Work out how many lines in this listing hold the word "mais", and give the number with nothing added.

:: Available data ::
- Opening Delimiter -
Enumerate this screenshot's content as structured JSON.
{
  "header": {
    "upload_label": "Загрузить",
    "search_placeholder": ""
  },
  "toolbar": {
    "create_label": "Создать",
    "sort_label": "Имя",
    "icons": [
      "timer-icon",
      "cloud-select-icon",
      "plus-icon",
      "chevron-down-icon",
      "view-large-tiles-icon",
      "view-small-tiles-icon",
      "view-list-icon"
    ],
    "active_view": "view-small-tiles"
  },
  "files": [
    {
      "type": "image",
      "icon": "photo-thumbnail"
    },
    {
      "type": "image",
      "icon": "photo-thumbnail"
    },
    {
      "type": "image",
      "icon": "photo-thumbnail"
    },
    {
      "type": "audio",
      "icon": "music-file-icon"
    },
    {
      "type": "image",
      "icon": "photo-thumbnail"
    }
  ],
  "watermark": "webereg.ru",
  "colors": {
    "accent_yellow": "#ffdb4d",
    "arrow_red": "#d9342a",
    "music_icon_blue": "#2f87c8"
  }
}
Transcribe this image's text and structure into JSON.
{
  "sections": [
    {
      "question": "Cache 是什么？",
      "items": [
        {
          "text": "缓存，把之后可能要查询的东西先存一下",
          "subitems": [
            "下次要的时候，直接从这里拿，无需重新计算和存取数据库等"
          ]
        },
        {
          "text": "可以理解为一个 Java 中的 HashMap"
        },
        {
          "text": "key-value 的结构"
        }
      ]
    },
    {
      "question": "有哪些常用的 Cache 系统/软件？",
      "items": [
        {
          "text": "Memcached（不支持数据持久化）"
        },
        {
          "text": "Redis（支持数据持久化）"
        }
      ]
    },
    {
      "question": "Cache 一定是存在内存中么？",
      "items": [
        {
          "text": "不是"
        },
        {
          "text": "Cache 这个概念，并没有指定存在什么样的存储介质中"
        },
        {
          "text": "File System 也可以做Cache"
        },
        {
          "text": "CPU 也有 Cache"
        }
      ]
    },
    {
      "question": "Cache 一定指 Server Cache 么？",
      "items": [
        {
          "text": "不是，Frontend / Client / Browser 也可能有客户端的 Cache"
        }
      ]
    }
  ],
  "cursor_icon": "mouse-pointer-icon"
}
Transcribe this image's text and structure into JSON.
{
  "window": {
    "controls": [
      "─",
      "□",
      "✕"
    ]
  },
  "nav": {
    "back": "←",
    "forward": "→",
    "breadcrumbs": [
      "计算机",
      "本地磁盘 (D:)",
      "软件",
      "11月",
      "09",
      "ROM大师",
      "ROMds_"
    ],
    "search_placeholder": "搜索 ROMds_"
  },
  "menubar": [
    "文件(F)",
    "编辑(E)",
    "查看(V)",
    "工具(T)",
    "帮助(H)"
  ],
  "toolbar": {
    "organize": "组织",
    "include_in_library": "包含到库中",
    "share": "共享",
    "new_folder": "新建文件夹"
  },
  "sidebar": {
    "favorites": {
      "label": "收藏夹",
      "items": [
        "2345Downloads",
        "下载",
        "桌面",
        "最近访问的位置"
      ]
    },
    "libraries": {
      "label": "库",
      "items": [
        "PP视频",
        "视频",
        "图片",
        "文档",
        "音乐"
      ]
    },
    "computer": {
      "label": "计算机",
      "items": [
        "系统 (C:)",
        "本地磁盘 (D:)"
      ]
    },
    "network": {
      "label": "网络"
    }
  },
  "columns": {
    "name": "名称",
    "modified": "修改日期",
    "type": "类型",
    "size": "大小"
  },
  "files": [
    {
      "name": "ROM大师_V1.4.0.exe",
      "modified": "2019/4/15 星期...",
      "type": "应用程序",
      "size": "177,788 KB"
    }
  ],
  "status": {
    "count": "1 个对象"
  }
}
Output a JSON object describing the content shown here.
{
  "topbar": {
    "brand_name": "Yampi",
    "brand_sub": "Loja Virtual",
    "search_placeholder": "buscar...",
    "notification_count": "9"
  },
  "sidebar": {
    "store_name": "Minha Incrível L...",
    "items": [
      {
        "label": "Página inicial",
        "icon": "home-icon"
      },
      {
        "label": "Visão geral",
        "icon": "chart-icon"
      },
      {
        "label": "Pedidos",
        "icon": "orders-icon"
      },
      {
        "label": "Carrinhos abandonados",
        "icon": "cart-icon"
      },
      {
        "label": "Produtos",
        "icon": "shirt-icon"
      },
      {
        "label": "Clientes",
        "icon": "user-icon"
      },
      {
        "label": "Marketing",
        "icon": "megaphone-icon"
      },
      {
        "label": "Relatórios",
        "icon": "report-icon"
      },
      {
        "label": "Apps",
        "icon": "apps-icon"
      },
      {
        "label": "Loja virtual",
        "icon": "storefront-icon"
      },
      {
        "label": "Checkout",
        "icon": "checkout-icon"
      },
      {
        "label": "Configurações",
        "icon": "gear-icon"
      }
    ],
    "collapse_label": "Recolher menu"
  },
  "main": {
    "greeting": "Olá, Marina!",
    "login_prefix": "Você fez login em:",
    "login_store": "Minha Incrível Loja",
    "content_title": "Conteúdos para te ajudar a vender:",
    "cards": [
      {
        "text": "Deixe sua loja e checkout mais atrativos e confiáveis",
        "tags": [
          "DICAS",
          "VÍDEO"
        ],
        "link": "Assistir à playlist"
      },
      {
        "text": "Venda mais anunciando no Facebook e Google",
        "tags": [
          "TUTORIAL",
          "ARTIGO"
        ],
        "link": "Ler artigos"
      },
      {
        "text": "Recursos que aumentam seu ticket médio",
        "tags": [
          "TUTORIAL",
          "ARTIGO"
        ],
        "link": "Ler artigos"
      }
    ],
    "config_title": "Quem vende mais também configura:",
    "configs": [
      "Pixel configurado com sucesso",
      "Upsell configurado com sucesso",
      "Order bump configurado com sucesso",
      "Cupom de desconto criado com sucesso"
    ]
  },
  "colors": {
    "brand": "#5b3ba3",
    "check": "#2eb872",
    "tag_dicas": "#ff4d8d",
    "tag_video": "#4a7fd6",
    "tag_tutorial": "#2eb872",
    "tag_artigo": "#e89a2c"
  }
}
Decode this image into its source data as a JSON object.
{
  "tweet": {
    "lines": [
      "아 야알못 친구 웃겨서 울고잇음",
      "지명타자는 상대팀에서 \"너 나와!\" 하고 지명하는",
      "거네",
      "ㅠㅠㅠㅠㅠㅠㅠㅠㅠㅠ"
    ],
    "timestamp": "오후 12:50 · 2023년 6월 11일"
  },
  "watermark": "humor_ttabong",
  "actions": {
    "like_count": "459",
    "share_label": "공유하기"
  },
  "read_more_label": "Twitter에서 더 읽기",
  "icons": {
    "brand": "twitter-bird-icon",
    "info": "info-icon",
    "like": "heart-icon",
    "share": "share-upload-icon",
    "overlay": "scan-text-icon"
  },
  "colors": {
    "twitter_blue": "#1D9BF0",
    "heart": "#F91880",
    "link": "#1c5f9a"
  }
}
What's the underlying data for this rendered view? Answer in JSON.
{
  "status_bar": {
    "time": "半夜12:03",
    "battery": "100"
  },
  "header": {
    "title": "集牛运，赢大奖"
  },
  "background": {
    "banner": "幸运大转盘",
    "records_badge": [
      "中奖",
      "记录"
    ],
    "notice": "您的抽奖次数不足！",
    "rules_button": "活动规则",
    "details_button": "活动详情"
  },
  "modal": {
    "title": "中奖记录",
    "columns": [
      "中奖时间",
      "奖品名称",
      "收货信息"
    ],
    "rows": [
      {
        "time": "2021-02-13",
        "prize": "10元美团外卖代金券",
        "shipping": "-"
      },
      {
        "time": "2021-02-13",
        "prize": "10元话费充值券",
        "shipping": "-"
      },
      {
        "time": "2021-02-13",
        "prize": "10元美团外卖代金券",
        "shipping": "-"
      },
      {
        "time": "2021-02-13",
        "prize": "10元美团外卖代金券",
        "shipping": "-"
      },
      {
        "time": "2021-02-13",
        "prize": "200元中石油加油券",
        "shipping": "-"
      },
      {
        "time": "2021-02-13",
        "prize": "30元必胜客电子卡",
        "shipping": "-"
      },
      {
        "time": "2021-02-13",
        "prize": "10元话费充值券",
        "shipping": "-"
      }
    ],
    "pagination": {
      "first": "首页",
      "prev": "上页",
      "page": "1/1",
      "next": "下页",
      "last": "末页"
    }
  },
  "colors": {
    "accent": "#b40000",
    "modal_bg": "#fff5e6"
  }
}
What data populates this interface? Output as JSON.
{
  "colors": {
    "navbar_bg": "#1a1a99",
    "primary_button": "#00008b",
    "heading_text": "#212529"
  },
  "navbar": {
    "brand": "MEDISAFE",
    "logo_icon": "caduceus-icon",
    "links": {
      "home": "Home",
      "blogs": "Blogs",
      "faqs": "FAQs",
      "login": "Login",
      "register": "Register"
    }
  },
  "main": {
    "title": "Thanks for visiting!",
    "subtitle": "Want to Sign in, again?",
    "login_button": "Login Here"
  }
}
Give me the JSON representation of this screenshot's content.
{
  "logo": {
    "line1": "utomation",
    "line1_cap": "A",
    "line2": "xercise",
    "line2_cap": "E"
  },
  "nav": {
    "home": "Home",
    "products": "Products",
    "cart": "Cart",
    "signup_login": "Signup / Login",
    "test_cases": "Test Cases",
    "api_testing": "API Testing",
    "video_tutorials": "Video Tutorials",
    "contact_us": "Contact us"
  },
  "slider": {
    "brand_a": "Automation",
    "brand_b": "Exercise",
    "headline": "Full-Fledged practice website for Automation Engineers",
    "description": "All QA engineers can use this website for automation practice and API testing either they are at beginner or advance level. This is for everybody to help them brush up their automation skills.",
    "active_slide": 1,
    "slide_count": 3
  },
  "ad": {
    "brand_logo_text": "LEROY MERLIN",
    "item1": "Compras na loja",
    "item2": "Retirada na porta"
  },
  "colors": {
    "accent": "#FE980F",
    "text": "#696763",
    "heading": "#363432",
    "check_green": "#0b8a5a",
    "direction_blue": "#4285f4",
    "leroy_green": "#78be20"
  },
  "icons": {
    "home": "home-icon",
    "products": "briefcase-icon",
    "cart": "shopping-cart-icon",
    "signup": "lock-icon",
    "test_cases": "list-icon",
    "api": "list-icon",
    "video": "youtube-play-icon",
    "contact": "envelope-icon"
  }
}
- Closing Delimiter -
:: Task result ::
3